Working data below:

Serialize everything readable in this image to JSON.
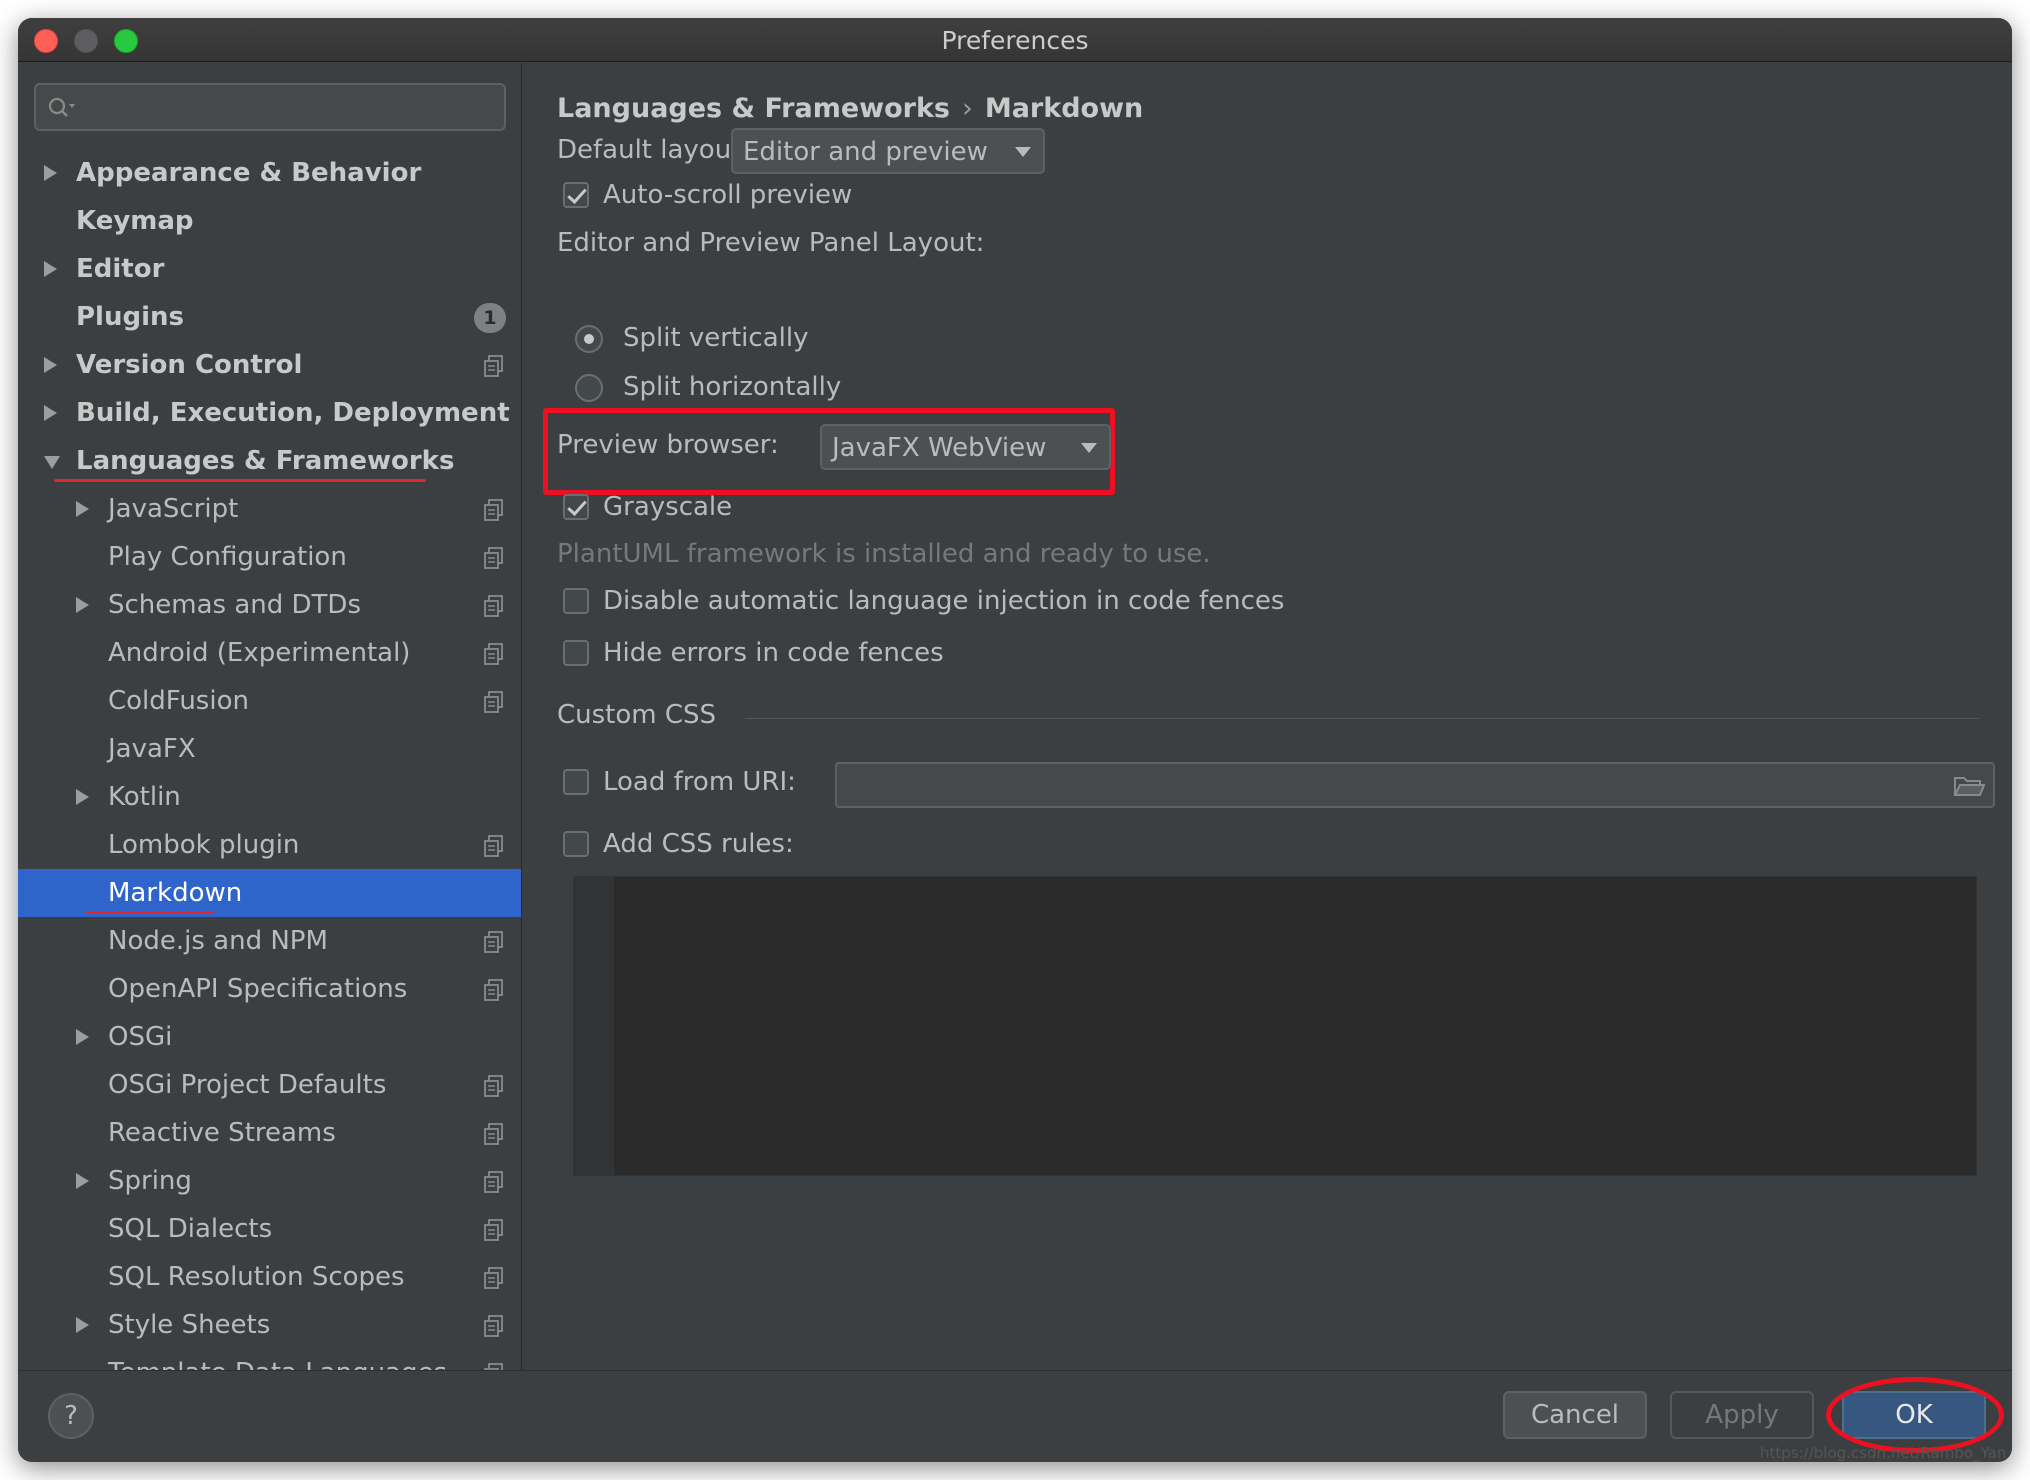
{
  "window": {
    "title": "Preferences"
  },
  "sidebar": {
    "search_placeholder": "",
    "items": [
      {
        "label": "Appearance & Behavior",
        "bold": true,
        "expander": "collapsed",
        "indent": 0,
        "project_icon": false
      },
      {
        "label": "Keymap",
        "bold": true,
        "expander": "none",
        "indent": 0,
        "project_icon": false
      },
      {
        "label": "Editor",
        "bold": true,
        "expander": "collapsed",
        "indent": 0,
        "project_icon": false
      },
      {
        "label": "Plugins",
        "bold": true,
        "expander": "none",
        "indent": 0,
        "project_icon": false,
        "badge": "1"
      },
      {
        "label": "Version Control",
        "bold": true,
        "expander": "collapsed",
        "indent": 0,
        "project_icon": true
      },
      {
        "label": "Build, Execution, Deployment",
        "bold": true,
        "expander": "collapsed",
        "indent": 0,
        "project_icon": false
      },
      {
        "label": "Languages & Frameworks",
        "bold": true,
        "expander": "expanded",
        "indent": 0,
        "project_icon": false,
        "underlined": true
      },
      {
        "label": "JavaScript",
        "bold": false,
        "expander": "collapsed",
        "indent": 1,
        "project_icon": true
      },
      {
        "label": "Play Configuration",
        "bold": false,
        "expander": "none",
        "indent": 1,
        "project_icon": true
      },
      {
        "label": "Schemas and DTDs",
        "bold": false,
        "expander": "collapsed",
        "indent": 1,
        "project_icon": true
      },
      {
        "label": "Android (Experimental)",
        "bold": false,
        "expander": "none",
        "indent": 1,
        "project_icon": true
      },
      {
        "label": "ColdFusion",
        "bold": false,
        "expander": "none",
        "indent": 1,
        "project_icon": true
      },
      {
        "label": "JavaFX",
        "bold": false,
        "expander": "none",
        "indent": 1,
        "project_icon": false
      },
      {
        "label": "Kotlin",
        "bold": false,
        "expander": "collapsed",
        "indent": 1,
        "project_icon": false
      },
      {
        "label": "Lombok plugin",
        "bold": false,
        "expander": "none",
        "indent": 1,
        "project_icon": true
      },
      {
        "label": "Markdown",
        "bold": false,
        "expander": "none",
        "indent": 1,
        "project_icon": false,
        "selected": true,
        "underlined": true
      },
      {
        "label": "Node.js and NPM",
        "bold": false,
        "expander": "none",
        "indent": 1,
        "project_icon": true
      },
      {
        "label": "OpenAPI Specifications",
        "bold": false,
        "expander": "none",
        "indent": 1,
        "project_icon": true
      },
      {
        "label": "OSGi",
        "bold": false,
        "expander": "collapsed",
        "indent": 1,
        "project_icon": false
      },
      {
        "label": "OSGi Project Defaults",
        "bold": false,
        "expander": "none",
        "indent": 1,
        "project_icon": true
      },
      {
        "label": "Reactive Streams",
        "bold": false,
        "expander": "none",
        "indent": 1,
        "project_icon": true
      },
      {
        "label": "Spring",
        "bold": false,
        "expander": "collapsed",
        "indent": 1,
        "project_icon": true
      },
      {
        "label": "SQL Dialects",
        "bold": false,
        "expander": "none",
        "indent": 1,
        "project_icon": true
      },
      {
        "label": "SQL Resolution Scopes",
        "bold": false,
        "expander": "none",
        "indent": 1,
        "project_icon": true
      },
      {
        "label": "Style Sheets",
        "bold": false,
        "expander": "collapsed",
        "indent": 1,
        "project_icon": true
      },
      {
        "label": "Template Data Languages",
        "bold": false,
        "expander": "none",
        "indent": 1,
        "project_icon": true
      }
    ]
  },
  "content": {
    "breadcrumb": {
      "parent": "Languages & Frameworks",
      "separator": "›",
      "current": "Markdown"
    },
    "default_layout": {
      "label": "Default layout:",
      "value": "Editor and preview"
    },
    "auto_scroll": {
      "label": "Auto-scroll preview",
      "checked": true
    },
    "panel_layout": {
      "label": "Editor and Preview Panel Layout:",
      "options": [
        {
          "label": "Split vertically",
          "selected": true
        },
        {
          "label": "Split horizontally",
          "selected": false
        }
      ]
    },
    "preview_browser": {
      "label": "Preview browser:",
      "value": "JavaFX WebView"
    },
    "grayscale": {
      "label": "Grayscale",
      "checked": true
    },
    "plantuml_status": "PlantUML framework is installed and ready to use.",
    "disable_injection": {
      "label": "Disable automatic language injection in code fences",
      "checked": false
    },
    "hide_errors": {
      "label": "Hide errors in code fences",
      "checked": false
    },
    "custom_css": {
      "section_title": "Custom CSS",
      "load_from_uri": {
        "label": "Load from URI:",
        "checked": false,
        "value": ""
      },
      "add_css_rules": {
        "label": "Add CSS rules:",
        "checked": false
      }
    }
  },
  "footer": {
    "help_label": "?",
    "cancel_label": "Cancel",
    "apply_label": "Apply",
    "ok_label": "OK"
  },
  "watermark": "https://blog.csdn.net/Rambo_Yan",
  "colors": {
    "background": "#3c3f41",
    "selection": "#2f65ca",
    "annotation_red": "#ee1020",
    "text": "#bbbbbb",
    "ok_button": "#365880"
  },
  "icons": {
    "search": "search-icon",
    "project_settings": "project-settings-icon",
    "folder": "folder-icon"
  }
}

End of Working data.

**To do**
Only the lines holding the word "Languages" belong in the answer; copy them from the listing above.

**Result for this task**
        "label": "Languages & Frameworks",
        "label": "Template Data Languages",
      "parent": "Languages & Frameworks",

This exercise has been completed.